A study published in the Journal of the National Cancer Institute on Monday suggested that hair-straightening products may contain hazardous chemicals linked to a higher risk of uterine cancer — the most common gynecologic cancer in the United States today.
The study focused on 33,947 women aged 35-74 who “self-reported their use of hair products in the prior 12 months, including hair dyes; straighteners, relaxers, or pressing products; and permanents or body waves.”
Of the 33,947 participants, 378 women developed uterine cancer. Women who used chemical hair straighteners were more than twice as likely to develop uterine cancer than those who had not.
Moreover, the likelihood of developing uterine cancer was directly linked to usage: women who used chemical straighteners more frequently were more likely to develop uterine cancer than those who used the product occasionally.

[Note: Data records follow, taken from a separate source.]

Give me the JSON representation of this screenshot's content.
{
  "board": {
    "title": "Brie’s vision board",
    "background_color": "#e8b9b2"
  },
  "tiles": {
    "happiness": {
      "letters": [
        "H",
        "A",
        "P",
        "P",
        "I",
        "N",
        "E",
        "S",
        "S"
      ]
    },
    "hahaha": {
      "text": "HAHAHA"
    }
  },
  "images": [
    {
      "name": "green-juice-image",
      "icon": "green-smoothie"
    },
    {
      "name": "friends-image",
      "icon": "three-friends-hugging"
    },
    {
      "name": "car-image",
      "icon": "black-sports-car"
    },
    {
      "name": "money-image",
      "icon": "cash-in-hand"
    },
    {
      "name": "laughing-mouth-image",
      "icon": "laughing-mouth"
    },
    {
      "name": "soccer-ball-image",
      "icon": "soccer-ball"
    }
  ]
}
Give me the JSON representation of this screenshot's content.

Black women represented 60% of the participants who reported using chemical straighteners, noted Chanda Jackson, a participant in the National Institute of Environmental Health Sciences Earl Stadtman Investigators program and co-author of the study.
“The bottom line is that the exposure burden appears to be higher among Black women,” she said.

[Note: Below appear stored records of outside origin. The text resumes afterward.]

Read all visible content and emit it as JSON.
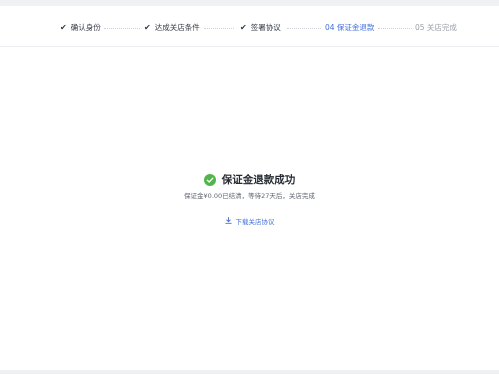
{
  "steps": [
    {
      "label": "确认身份",
      "status": "done",
      "check": "✔"
    },
    {
      "label": "达成关店条件",
      "status": "done",
      "check": "✔"
    },
    {
      "label": "签署协议",
      "status": "done",
      "check": "✔"
    },
    {
      "label": "04 保证金退款",
      "status": "current"
    },
    {
      "label": "05 关店完成",
      "status": "pending"
    }
  ],
  "result": {
    "icon": "check-circle-icon",
    "title": "保证金退款成功",
    "description": "保证金¥0.00已结清，等待27天后，关店完成"
  },
  "download": {
    "icon": "download-icon",
    "label": "下载关店协议"
  },
  "colors": {
    "accent": "#3f6fd8",
    "success": "#52b44a",
    "pending": "#9aa0a8"
  }
}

Although relaxers are marketed specifically for black women, all women can use these products.
Straight hair was a popular hairstyle for women of all races in the mid-2000s, but in the following decade, more women began opting for other styles or a natural look. From 2012-2017, hair relaxer sales fell a whopping 38%.
More recently, straight hair has become fashionable again as Gen Z attempts to recapture the styles associated with the early aughts. Milan’s 2021 fashion week displayed the same straight styles with nary a hair out of place.
As straightened hair becomes the norm once again, the authors of the study write, “More research is warranted to confirm our novel findings in different populations, particularly in African American and/or Black women because of the high prevalence of straightener use, and to evaluate the potential contribution of hair products to health disparities in uterine cancer. Future efforts are also needed to identify the chemical ingredients.”